Written informed consent was obtained from the parents of the patient for publication.

Conflicts of Interest

The authors declare that there are no conflicts of interest regarding the publication of this article.


  1. A. T. van Silfhout, P. C. van den Akker, T. Dijkhuizen et al., “Split hand/foot malformation due to chromosome 7q aberrations(SHFM1): Additional support for functional haploinsufficiency as the causative mechanism,” European Journal of Human Genetics, vol. 17, no. 11, pp. 1432–1438, 2009. View at Publisher · View at Google Scholar · View at Scopus
  2. A. Jamsheer, “Genetic background of isolated forms of congenital malformations of the hand,” Medycyna Wieku Rozwojowego, vol. 12, no. 3, pp. 729–737, 2008. View at Google Scholar · View at Scopus
  3. A. Sowińska-Seidler, M. Socha, and A. Jamsheer, “Split-hand/foot malformation - molecular cause and implications in genetic counseling,” Journal of Applied Genetics, vol. 55, no. 1, pp. 105–115, 2014. View at Publisher · View at Google Scholar · View at Scopus
  4. F. Gurrieri and D. B. Everman, “Clinical, genetic, and molecular aspects of split-hand/foot malformation: An update,” American Journal of Medical Genetics, Part A, vol. 161, no. 11, pp. 2860–2872, 2013. View at Publisher · View at Google Scholar · View at Scopus
  5. M. J. Blitz and B. Rochelson, “Prenatal diagnosis of ectrodactyly in the first trimester by three-dimensional ultrasonography,” American Journal of Perinatology Reports, vol. 06, no. 01, pp. e142–e144, 2016. View at Publisher · View at Google Scholar

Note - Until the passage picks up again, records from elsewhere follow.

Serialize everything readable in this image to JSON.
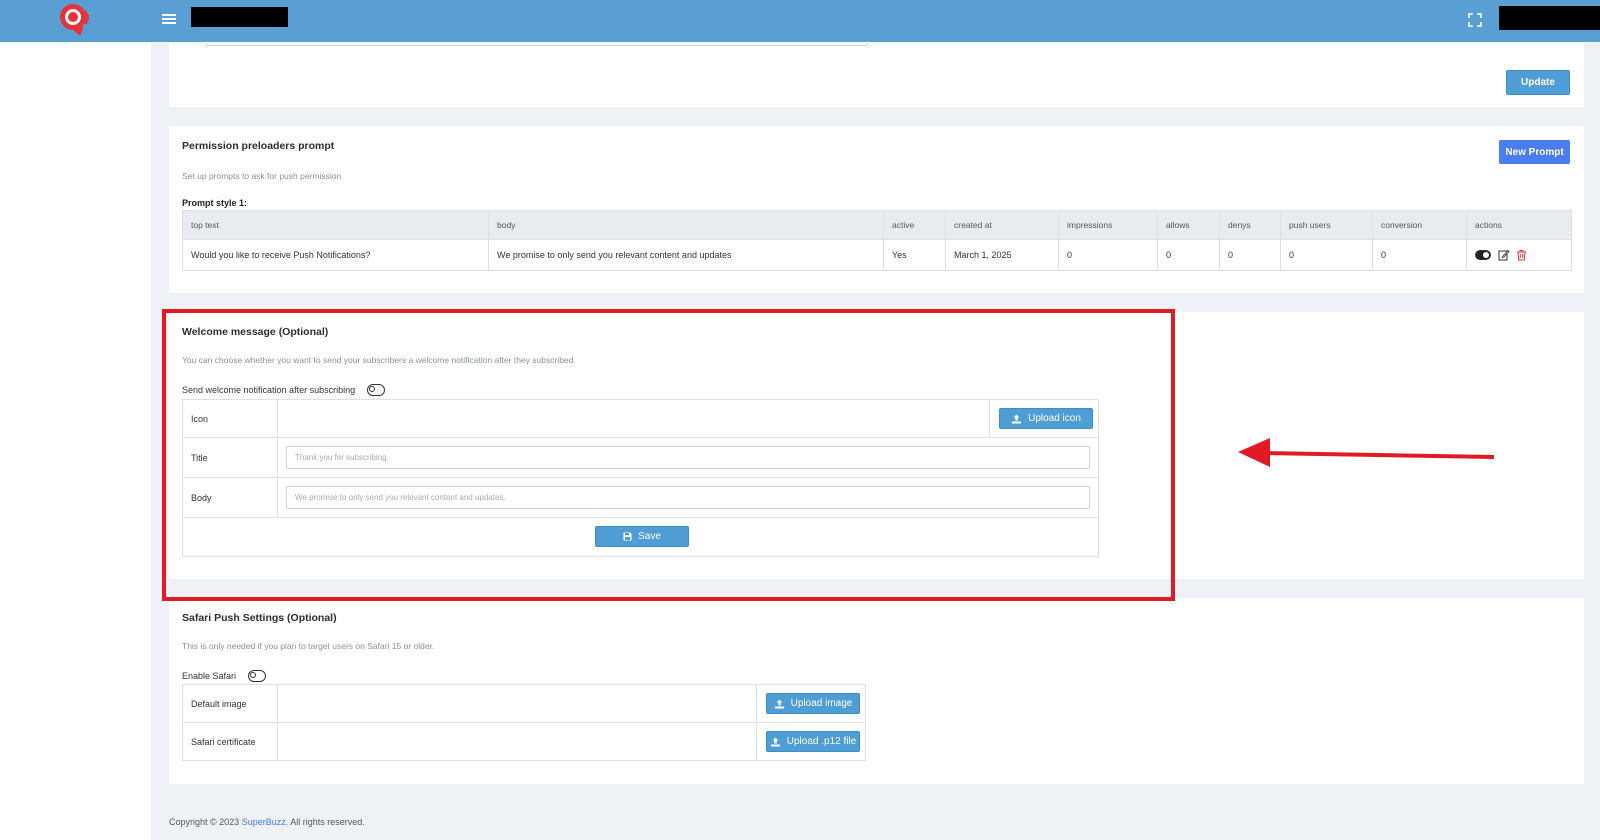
{
  "header": {
    "logo": "superbuzz-logo",
    "menu_icon": "hamburger-icon",
    "fullscreen_icon": "fullscreen-icon",
    "colors": {
      "bar": "#5a9fd4"
    }
  },
  "top_card": {
    "update_label": "Update"
  },
  "prompts": {
    "title": "Permission preloaders prompt",
    "subtitle": "Set up prompts to ask for push permission",
    "new_prompt_label": "New Prompt",
    "style_label": "Prompt style 1:",
    "columns": [
      "top text",
      "body",
      "active",
      "created at",
      "impressions",
      "allows",
      "denys",
      "push users",
      "conversion",
      "actions"
    ],
    "rows": [
      {
        "top_text": "Would you like to receive Push Notifications?",
        "body": "We promise to only send you relevant content and updates",
        "active": "Yes",
        "created_at": "March 1, 2025",
        "impressions": "0",
        "allows": "0",
        "denys": "0",
        "push_users": "0",
        "conversion": "0"
      }
    ]
  },
  "welcome": {
    "title": "Welcome message (Optional)",
    "subtitle": "You can choose whether you want to send your subscribers a welcome notification after they subscribed.",
    "toggle_label": "Send welcome notification after subscribing",
    "icon_label": "Icon",
    "upload_icon_label": "Upload icon",
    "title_label": "Title",
    "title_placeholder": "Thank you for subscribing.",
    "body_label": "Body",
    "body_placeholder": "We promise to only send you relevant content and updates.",
    "save_label": "Save",
    "highlight_color": "#e01b24"
  },
  "safari": {
    "title": "Safari Push Settings (Optional)",
    "subtitle": "This is only needed if you plan to target users on Safari 15 or older.",
    "toggle_label": "Enable Safari",
    "default_image_label": "Default image",
    "upload_image_label": "Upload image",
    "certificate_label": "Safari certificate",
    "upload_p12_label": "Upload .p12 file"
  },
  "footer": {
    "prefix": "Copyright © 2023 ",
    "brand": "SuperBuzz.",
    "suffix": " All rights reserved."
  }
}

  6. D. Conte, G. Garaffo, N. L. Iacono et al., “The apical ectodermal ridge of the mouse model of ectrodactyly Dlx5;Dlx6-/- shows altered stratification and cell polarity, which are restored by exogenous Wnt5a ligand,” Human Molecular Genetics, vol. 25, no. 4, pp. 740–754, 2016. View at Publisher · View at Google Scholar

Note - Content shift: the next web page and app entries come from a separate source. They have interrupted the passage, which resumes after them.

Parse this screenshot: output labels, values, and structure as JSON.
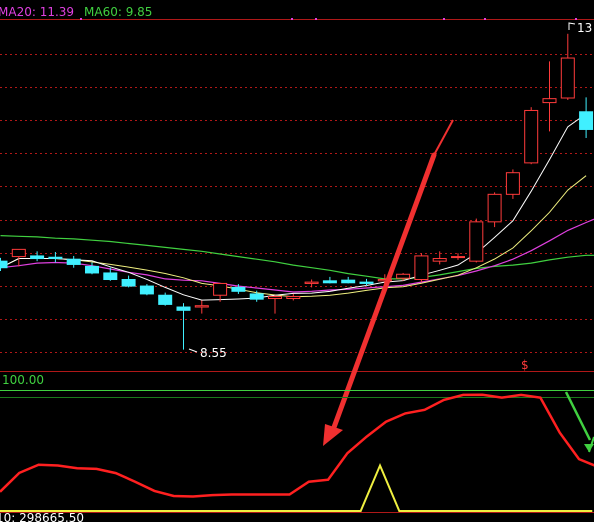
{
  "legend": {
    "ma20": {
      "text": "MA20: 11.39",
      "color": "#e040e0"
    },
    "ma60": {
      "text": "MA60: 9.85",
      "color": "#40d040"
    }
  },
  "labels": {
    "price_high_mark": "13",
    "price_low_mark": "8.55",
    "signal_mark": "$",
    "indicator_top": "100.00",
    "volume_readout": "10: 298665.50"
  },
  "colors": {
    "up": "#ff3b3b",
    "down": "#40f0ff",
    "ma5": "#ffffff",
    "ma10": "#f0f080",
    "ma20": "#e040e0",
    "ma60": "#40d040",
    "grid": "#b01818",
    "annotation_arrow": "#f03030",
    "indicator_main": "#ff2020",
    "indicator_signal": "#f0f040"
  },
  "chart_data": {
    "type": "candlestick",
    "price_axis": {
      "min": 8.3,
      "max": 13.55
    },
    "candles": [
      {
        "o": 9.9,
        "h": 9.95,
        "l": 9.75,
        "c": 9.8
      },
      {
        "o": 9.97,
        "h": 10.05,
        "l": 9.82,
        "c": 10.08
      },
      {
        "o": 9.98,
        "h": 10.05,
        "l": 9.9,
        "c": 9.94
      },
      {
        "o": 9.96,
        "h": 10.04,
        "l": 9.88,
        "c": 9.94
      },
      {
        "o": 9.93,
        "h": 9.98,
        "l": 9.8,
        "c": 9.85
      },
      {
        "o": 9.82,
        "h": 9.88,
        "l": 9.7,
        "c": 9.72
      },
      {
        "o": 9.72,
        "h": 9.8,
        "l": 9.6,
        "c": 9.62
      },
      {
        "o": 9.62,
        "h": 9.68,
        "l": 9.5,
        "c": 9.52
      },
      {
        "o": 9.52,
        "h": 9.55,
        "l": 9.38,
        "c": 9.4
      },
      {
        "o": 9.38,
        "h": 9.42,
        "l": 9.22,
        "c": 9.24
      },
      {
        "o": 9.2,
        "h": 9.26,
        "l": 8.55,
        "c": 9.15
      },
      {
        "o": 9.2,
        "h": 9.3,
        "l": 9.1,
        "c": 9.22
      },
      {
        "o": 9.38,
        "h": 9.48,
        "l": 9.28,
        "c": 9.56
      },
      {
        "o": 9.5,
        "h": 9.55,
        "l": 9.4,
        "c": 9.44
      },
      {
        "o": 9.4,
        "h": 9.45,
        "l": 9.28,
        "c": 9.32
      },
      {
        "o": 9.33,
        "h": 9.38,
        "l": 9.1,
        "c": 9.36
      },
      {
        "o": 9.33,
        "h": 9.4,
        "l": 9.3,
        "c": 9.36
      },
      {
        "o": 9.56,
        "h": 9.62,
        "l": 9.5,
        "c": 9.58
      },
      {
        "o": 9.6,
        "h": 9.66,
        "l": 9.56,
        "c": 9.57
      },
      {
        "o": 9.61,
        "h": 9.66,
        "l": 9.56,
        "c": 9.57
      },
      {
        "o": 9.58,
        "h": 9.63,
        "l": 9.52,
        "c": 9.56
      },
      {
        "o": 9.6,
        "h": 9.7,
        "l": 9.55,
        "c": 9.62
      },
      {
        "o": 9.64,
        "h": 9.72,
        "l": 9.6,
        "c": 9.7
      },
      {
        "o": 9.62,
        "h": 10.02,
        "l": 9.58,
        "c": 9.98
      },
      {
        "o": 9.9,
        "h": 10.05,
        "l": 9.85,
        "c": 9.94
      },
      {
        "o": 9.96,
        "h": 10.02,
        "l": 9.92,
        "c": 9.97
      },
      {
        "o": 9.9,
        "h": 10.55,
        "l": 9.88,
        "c": 10.5
      },
      {
        "o": 10.5,
        "h": 10.95,
        "l": 10.42,
        "c": 10.92
      },
      {
        "o": 10.92,
        "h": 11.3,
        "l": 10.85,
        "c": 11.25
      },
      {
        "o": 11.4,
        "h": 12.25,
        "l": 11.38,
        "c": 12.2
      },
      {
        "o": 12.32,
        "h": 12.95,
        "l": 11.88,
        "c": 12.38
      },
      {
        "o": 12.39,
        "h": 13.37,
        "l": 12.36,
        "c": 13.0
      },
      {
        "o": 12.18,
        "h": 12.4,
        "l": 11.78,
        "c": 11.91
      }
    ],
    "moving_averages": [
      {
        "name": "MA20",
        "values": [
          9.8,
          9.83,
          9.87,
          9.88,
          9.87,
          9.83,
          9.78,
          9.73,
          9.69,
          9.63,
          9.61,
          9.6,
          9.56,
          9.52,
          9.49,
          9.46,
          9.43,
          9.44,
          9.46,
          9.47,
          9.49,
          9.51,
          9.53,
          9.58,
          9.63,
          9.68,
          9.75,
          9.83,
          9.93,
          10.06,
          10.21,
          10.37,
          10.49
        ]
      },
      {
        "name": "MA60",
        "values": [
          10.29,
          10.28,
          10.27,
          10.25,
          10.24,
          10.22,
          10.2,
          10.17,
          10.14,
          10.11,
          10.08,
          10.05,
          10.01,
          9.97,
          9.93,
          9.89,
          9.84,
          9.8,
          9.76,
          9.71,
          9.67,
          9.63,
          9.63,
          9.65,
          9.69,
          9.74,
          9.79,
          9.82,
          9.84,
          9.87,
          9.92,
          9.96,
          9.99
        ]
      }
    ],
    "indicator": {
      "range": [
        0,
        100
      ],
      "top_label": "100.00",
      "main_line": [
        16.52,
        32.08,
        38.77,
        38.15,
        35.94,
        35.36,
        31.91,
        24.84,
        17.26,
        13.14,
        12.68,
        13.89,
        14.38,
        14.38,
        14.38,
        14.38,
        24.81,
        26.45,
        48.22,
        61.79,
        73.98,
        80.84,
        83.74,
        91.86,
        96.02,
        96.04,
        93.8,
        96.02,
        93.8,
        65.12,
        43.39,
        36.87
      ],
      "signal_line": [
        0,
        0,
        0,
        0,
        0,
        0,
        0,
        0,
        0,
        0,
        0,
        0,
        0,
        0,
        0,
        0,
        0,
        0,
        0,
        0,
        38.12,
        0,
        0,
        0,
        0,
        0,
        0,
        0,
        0,
        0,
        0,
        0
      ],
      "reference_level": 93.86
    }
  }
}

  7. M. B. Rasmussen, S. Kreiborg, P. Jensen et al., “Phenotypic subregions within the split-hand/foot malformation 1 locus,” Human Genetics, vol. 135, no. 3, pp. 345–357, 2016. View at Publisher · View at Google Scholar · View at Scopus
  8. P. R. Manske and M. N. Halikis, “Surgical classification of central deficiency according to the thumb web,” Journal of Hand Surgery, vol. 20, no. 4, pp. 687–697, 1995. View at Publisher · View at Google Scholar · View at Scopus
  9. A. Blattner, A. R. Huber, and B. Röthlisberger, “Homozygous nonsense mutation in WNT10B and sporadic Split-Hand/Foot Malformation (SHFM) with autosomal recessive inheritance,” American Journal of Medical Genetics, Part A, vol. 152, no. 8, pp. 2053–2056, 2010. View at Publisher · View at Google Scholar · View at Scopus